Gabrielle Giffords walking and talking, doctors say
US Congresswoman Gabrielle Giffords, shot in the head in an Arizona attack, is walking and stringing sentences together, doctors in Texas say.
Ms Giffords' condition was said to be improving in "leaps and bounds".
Doctors also said her husband and medics had told her about the shooting that wounded 13 and killed six people.
Doctors said it was too early to say whether she would be able to attend the launch of the Space Shuttle mission to be commanded by her husband in April.
On Wednesday, Jared Loughner, 22, pleaded not guilty to 49 new charges, relating to the attack at Ms Giffords' constituency event in Tucson on 8 January.
Most of the charges Mr Loughner currently faces relate to the killing of a federal employee; use of a firearm to commit a violent crime, cause injury or death; and injuring or causing death to participants at a federally protected activity
If convicted, he could face the death penalty.
Ms Giffords' husband Mark Kelly, an astronaut, has resumed training as commander for the final flight of the space shuttle Endeavour, scheduled for April. He had withdrawn from the training programme when his wife was shot.
Doctors told a news conference on Friday that Ms Giffords was speaking in full sentences, such as "I'm tired and want to go to bed".
"I'm very happy to report that she's making leaps and bounds in terms of neurological recovery," Dr Dong Kim said.

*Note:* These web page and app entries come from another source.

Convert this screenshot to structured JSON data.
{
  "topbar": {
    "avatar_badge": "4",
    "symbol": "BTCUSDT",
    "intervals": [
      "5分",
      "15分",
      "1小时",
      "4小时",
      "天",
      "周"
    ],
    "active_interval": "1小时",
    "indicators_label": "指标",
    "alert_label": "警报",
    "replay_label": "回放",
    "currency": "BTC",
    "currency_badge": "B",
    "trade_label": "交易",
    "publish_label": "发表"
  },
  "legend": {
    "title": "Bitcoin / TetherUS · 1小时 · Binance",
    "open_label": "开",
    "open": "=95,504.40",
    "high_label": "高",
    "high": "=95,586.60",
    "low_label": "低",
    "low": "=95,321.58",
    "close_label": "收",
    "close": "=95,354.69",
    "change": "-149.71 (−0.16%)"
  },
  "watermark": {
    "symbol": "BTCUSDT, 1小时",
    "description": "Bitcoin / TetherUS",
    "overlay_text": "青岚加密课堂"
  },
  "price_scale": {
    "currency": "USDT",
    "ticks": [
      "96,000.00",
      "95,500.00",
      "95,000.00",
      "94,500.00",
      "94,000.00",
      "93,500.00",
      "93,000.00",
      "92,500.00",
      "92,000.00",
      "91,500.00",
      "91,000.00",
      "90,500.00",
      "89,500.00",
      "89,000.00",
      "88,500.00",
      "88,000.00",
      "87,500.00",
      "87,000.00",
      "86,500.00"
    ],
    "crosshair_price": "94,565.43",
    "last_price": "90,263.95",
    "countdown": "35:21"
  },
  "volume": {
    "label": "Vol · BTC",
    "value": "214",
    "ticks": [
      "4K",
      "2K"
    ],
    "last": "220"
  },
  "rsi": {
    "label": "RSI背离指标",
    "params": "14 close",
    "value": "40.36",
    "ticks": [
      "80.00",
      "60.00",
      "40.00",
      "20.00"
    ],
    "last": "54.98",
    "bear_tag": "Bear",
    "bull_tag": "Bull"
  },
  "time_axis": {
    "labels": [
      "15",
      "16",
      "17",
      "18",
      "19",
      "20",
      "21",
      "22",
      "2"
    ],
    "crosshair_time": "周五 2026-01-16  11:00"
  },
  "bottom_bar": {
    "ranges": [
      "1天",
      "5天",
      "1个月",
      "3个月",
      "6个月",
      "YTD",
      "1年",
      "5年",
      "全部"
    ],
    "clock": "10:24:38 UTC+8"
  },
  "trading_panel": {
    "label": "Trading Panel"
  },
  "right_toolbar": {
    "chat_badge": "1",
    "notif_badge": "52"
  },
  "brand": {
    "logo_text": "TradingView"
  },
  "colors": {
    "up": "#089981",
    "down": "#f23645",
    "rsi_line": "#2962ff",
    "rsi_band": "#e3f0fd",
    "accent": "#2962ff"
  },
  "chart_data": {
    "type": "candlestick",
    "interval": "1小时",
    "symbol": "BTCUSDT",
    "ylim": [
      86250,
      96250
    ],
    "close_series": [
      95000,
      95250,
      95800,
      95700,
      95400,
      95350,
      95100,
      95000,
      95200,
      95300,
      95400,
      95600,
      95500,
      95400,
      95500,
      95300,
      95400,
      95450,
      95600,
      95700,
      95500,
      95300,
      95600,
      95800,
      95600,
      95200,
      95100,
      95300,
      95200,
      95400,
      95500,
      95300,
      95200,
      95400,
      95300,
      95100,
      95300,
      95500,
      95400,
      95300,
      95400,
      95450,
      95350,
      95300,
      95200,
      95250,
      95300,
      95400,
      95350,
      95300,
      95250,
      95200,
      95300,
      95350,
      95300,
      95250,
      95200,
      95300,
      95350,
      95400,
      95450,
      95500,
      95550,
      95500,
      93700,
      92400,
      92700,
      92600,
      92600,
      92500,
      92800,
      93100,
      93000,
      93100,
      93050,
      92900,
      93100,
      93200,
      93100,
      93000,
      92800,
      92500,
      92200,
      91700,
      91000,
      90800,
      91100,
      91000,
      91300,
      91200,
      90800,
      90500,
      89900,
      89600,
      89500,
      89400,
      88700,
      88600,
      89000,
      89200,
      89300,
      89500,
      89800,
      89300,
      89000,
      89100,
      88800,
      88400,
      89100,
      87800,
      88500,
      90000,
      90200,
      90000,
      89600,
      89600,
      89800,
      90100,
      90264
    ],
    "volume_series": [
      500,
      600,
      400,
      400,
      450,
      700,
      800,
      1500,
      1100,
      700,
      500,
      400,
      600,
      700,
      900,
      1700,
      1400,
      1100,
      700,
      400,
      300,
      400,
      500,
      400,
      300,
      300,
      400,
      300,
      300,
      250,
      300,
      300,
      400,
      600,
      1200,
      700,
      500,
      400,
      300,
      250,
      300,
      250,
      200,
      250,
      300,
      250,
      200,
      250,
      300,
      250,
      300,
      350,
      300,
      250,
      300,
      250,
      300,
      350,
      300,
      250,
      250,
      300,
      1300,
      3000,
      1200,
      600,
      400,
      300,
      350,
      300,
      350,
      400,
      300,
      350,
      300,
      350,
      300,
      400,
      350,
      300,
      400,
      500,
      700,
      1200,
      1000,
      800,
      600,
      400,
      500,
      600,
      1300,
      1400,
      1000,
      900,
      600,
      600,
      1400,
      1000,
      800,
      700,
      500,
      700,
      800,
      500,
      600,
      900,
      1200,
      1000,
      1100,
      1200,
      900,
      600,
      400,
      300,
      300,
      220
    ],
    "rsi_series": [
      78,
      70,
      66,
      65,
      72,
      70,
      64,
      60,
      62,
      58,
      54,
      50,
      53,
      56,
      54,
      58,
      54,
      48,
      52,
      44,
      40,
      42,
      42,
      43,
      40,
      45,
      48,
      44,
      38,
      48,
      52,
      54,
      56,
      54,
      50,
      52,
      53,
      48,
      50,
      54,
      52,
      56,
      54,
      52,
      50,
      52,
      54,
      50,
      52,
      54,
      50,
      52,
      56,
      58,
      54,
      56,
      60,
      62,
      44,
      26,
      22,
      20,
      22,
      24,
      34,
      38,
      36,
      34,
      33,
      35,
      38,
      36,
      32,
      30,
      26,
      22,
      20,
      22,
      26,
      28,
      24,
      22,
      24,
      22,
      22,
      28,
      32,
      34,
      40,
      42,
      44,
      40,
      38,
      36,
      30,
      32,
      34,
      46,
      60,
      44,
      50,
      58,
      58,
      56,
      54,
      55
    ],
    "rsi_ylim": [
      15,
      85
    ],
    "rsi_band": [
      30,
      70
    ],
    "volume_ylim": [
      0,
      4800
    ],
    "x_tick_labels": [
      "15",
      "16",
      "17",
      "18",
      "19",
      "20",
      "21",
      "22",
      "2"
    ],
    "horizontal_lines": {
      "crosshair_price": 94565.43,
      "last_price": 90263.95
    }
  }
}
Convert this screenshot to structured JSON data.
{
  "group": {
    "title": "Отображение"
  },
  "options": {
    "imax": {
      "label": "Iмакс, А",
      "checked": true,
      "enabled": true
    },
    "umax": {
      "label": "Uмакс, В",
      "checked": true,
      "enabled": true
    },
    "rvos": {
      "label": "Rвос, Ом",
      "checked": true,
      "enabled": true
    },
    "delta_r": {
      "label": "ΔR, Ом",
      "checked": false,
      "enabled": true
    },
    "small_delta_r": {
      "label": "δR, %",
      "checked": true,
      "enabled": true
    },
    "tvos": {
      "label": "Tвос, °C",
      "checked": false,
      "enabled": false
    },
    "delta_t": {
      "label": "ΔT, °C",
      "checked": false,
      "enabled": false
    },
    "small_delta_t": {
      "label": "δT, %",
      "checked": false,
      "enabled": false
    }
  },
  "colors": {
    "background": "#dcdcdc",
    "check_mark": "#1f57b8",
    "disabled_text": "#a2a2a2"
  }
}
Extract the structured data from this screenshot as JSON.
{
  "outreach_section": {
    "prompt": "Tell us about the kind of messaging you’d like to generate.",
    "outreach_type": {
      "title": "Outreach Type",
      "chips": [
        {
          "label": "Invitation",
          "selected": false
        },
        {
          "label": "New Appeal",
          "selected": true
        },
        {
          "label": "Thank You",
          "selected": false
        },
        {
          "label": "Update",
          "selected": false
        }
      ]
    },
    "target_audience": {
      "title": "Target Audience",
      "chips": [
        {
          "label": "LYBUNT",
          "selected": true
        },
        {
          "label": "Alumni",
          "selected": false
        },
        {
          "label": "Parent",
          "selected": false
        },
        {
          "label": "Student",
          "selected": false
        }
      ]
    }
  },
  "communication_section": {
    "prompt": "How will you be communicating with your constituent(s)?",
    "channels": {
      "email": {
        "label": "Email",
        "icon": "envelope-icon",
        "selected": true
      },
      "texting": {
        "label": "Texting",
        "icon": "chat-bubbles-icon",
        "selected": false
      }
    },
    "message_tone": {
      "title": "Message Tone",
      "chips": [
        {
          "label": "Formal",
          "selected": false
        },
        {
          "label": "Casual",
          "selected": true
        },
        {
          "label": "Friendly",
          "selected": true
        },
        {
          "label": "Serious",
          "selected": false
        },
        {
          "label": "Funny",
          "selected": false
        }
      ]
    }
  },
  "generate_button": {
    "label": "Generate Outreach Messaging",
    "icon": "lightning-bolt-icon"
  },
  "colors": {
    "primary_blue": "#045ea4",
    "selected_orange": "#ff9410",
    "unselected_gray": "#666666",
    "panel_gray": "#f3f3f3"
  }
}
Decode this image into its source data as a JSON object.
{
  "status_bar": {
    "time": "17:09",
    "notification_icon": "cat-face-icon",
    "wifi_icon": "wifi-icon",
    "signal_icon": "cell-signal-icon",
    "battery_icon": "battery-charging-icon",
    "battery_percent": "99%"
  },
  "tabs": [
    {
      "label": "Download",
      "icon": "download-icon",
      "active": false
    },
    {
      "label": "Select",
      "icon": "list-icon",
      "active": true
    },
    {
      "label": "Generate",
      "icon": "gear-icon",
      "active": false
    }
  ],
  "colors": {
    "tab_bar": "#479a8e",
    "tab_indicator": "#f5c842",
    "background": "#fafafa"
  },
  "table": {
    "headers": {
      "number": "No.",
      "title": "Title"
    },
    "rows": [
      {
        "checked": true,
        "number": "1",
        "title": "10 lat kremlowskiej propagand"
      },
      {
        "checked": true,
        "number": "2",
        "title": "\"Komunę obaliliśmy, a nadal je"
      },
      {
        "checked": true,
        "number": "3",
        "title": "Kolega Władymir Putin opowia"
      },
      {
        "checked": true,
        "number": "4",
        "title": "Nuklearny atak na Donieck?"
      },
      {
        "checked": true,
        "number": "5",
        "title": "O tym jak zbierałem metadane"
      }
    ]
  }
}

Dr Kim said that while Ms Giffords did not remember the shooting, she had been told about the event both by her husband and by medical staff.
"She's very upbeat, focused on getting better. She hasn't shown us depression and she's just been very forward looking and even with the speech she's not showing much frustration," Dr Kim added.